Dundalk boss Stephen Kenny has said he would consider it the "ultimate honour" to lead the Boys In Green.
Along with Mick McCarthy, the Lilywhites gaffer is one of the bookies' favourites to replace Martin O'Neill as Ireland manager.
He is up against five other potential contenders, including former Real Madrid manager and Manchester United coach Carlos Queiroz and former England managers Sven-Goran Eriksson and Sam Allardyce.
Speaking at a presentation in Dundalk, the 47-year-old said he had no "PR strategy" to secure the holy grail of jobs.
"I don't have a dream team. I think ultimately I'm a football coach and I have great respect for all the players at Dundalk and for everyone connected to the club.
"I think managing your country is the ultimate honour.

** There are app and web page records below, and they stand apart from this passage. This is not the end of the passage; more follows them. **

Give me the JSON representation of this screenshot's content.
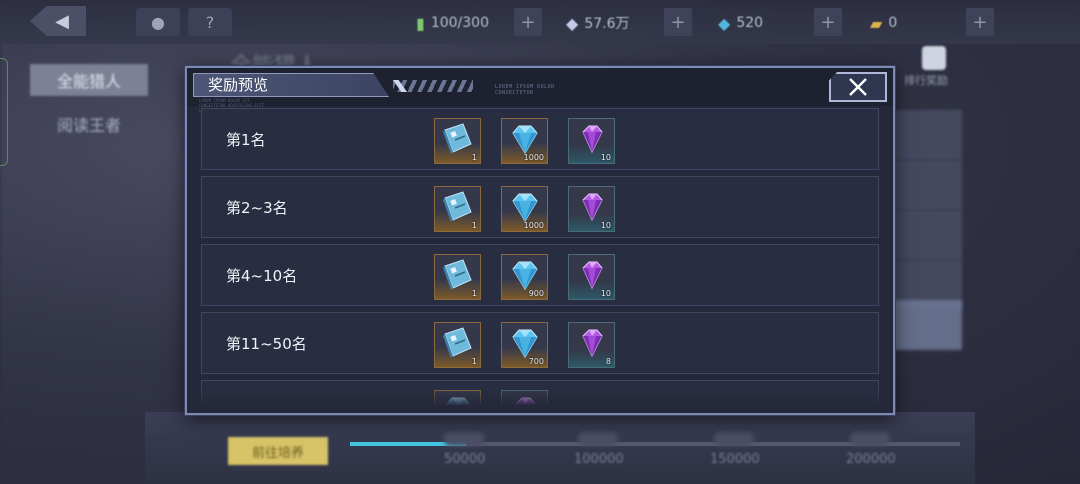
{
  "topbar": {
    "back_icon": "back-arrow-icon",
    "help_label": "?",
    "stamina": "100/300",
    "crystal": "57.6万",
    "diamond": "520",
    "ticket": "0",
    "plus": "+"
  },
  "sidebar": {
    "items": [
      {
        "label": "全能猎人"
      },
      {
        "label": "阅读王者"
      }
    ]
  },
  "background": {
    "title": "全能猎人",
    "right_label": "排行奖励",
    "gold_button": "前往培养",
    "milestones": [
      "50000",
      "100000",
      "150000",
      "200000"
    ],
    "progress_fraction": 0.19
  },
  "dialog": {
    "title": "奖励预览",
    "deco_text": "LOREM IPSUM DOLOR\nCONSECTETUR",
    "deco_text_left": "LOREM IPSUM DOLOR SIT\nCONSECTETUR ADIPISCING ELIT\nLOREM IPSUM DOLOR",
    "rows": [
      {
        "rank": "第1名",
        "items": [
          {
            "icon": "ticket-card-icon",
            "qty": "1"
          },
          {
            "icon": "blue-diamond-icon",
            "qty": "1000"
          },
          {
            "icon": "purple-gem-icon",
            "qty": "10"
          }
        ]
      },
      {
        "rank": "第2~3名",
        "items": [
          {
            "icon": "ticket-card-icon",
            "qty": "1"
          },
          {
            "icon": "blue-diamond-icon",
            "qty": "1000"
          },
          {
            "icon": "purple-gem-icon",
            "qty": "10"
          }
        ]
      },
      {
        "rank": "第4~10名",
        "items": [
          {
            "icon": "ticket-card-icon",
            "qty": "1"
          },
          {
            "icon": "blue-diamond-icon",
            "qty": "900"
          },
          {
            "icon": "purple-gem-icon",
            "qty": "10"
          }
        ]
      },
      {
        "rank": "第11~50名",
        "items": [
          {
            "icon": "ticket-card-icon",
            "qty": "1"
          },
          {
            "icon": "blue-diamond-icon",
            "qty": "700"
          },
          {
            "icon": "purple-gem-icon",
            "qty": "8"
          }
        ]
      },
      {
        "rank": "",
        "items": [
          {
            "icon": "blue-diamond-icon",
            "qty": ""
          },
          {
            "icon": "purple-gem-icon",
            "qty": ""
          }
        ]
      }
    ]
  },
  "colors": {
    "dialog_bg": "#24283a",
    "row_bg": "#282d41",
    "accent_blue": "#43c6e0",
    "gold": "#d7c468"
  }
}
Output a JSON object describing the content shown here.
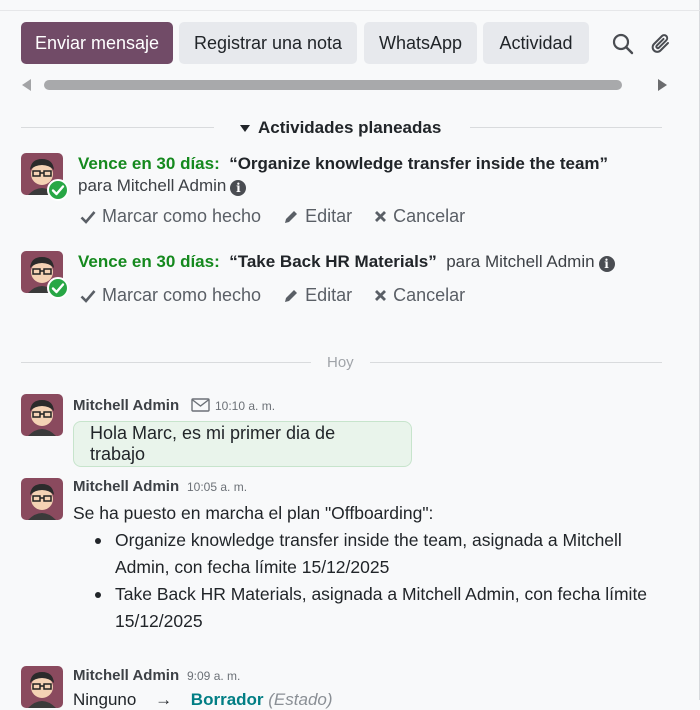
{
  "toolbar": {
    "send_message": "Enviar mensaje",
    "log_note": "Registrar una nota",
    "whatsapp": "WhatsApp",
    "activity": "Actividad",
    "search_icon": "search-icon",
    "attach_icon": "paperclip-icon"
  },
  "activities": {
    "section_title": "Actividades planeadas",
    "items": [
      {
        "due": "Vence en 30 días:",
        "title": "“Organize knowledge transfer inside the team”",
        "assignee": "para Mitchell Admin",
        "mark_done": "Marcar como hecho",
        "edit": "Editar",
        "cancel": "Cancelar"
      },
      {
        "due": "Vence en 30 días:",
        "title": "“Take Back HR Materials”",
        "assignee": "para Mitchell Admin",
        "mark_done": "Marcar como hecho",
        "edit": "Editar",
        "cancel": "Cancelar"
      }
    ]
  },
  "date_separator": "Hoy",
  "messages": [
    {
      "author": "Mitchell Admin",
      "time": "10:10 a. m.",
      "body": "Hola Marc, es mi primer dia de trabajo"
    },
    {
      "author": "Mitchell Admin",
      "time": "10:05 a. m.",
      "body": "Se ha puesto en marcha el plan \"Offboarding\":",
      "bullets": [
        "Organize knowledge transfer inside the team, asignada a Mitchell Admin, con fecha límite 15/12/2025",
        "Take Back HR Materials, asignada a Mitchell Admin, con fecha límite 15/12/2025"
      ]
    },
    {
      "author": "Mitchell Admin",
      "time": "9:09 a. m.",
      "from_stage": "Ninguno",
      "arrow": "→",
      "to_stage": "Borrador",
      "field": "(Estado)"
    }
  ],
  "colors": {
    "primary": "#714b67",
    "due_green": "#15891e",
    "check_green": "#28a745",
    "bubble_bg": "#e9f4eb",
    "teal": "#017e84"
  }
}
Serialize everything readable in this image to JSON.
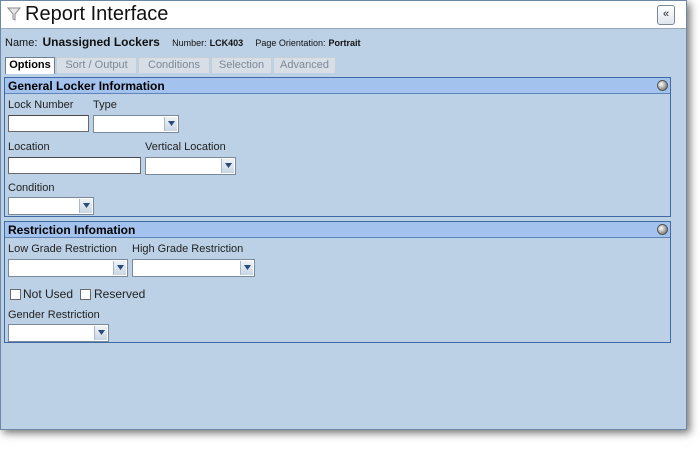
{
  "window": {
    "title": "Report Interface",
    "collapse_label": "«"
  },
  "info": {
    "name_label": "Name:",
    "name_value": "Unassigned Lockers",
    "number_label": "Number:",
    "number_value": "LCK403",
    "orientation_label": "Page Orientation:",
    "orientation_value": "Portrait"
  },
  "tabs": [
    {
      "label": "Options",
      "active": true
    },
    {
      "label": "Sort / Output",
      "active": false
    },
    {
      "label": "Conditions",
      "active": false
    },
    {
      "label": "Selection",
      "active": false
    },
    {
      "label": "Advanced",
      "active": false
    }
  ],
  "general": {
    "header": "General Locker Information",
    "lock_number_label": "Lock Number",
    "lock_number_value": "",
    "type_label": "Type",
    "type_value": "",
    "location_label": "Location",
    "location_value": "",
    "vertical_location_label": "Vertical Location",
    "vertical_location_value": "",
    "condition_label": "Condition",
    "condition_value": ""
  },
  "restriction": {
    "header": "Restriction Infomation",
    "low_grade_label": "Low Grade Restriction",
    "low_grade_value": "",
    "high_grade_label": "High Grade Restriction",
    "high_grade_value": "",
    "not_used_label": "Not Used",
    "not_used_checked": false,
    "reserved_label": "Reserved",
    "reserved_checked": false,
    "gender_label": "Gender Restriction",
    "gender_value": ""
  },
  "colors": {
    "panel_bg": "#bcd1e6",
    "section_header_bg": "#a3c3ee",
    "border": "#3f6aa6"
  }
}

If you offered me the job of managing Real Madrid or Barcelona or Ireland, I would choose to manage Ireland, because it's the greatest honour you can have as an Irishman."
Kenny's experience of the Irish league and his familiarity with the structure of the game would be a huge plus, yet McCarthy boasts top level experience in English club management and on the international stage as he pushes to return to the post.
Meanwhile, former England manager Sam Allardyce announced his interest in succeeding O'Neill.
After Brighton boss Chris Hughton ruled himself out of the running, ex-Limerick boss Allardyce let it be known that he would like to be considered by FAI officials for their top coaching job.
Allardyce has been out of work since he was sacked by Everton at the end of last season.
He has expressed a desire to have a second shot at international management after his spell with England came to an abrupt end in 2016 when he was caught out in a newspaper sting.
"International football is completely different from Premier League football," he said last year.
"Having worked at seven clubs and kept four of them up after coming in midway through the season, what more can I achieve?
"Manchester United, Chelsea and Arsenal aren't going to come for me, so maybe international football would be a challenge I'd be willing to take.
"It would depend on the opportunity and how successful that international team can be."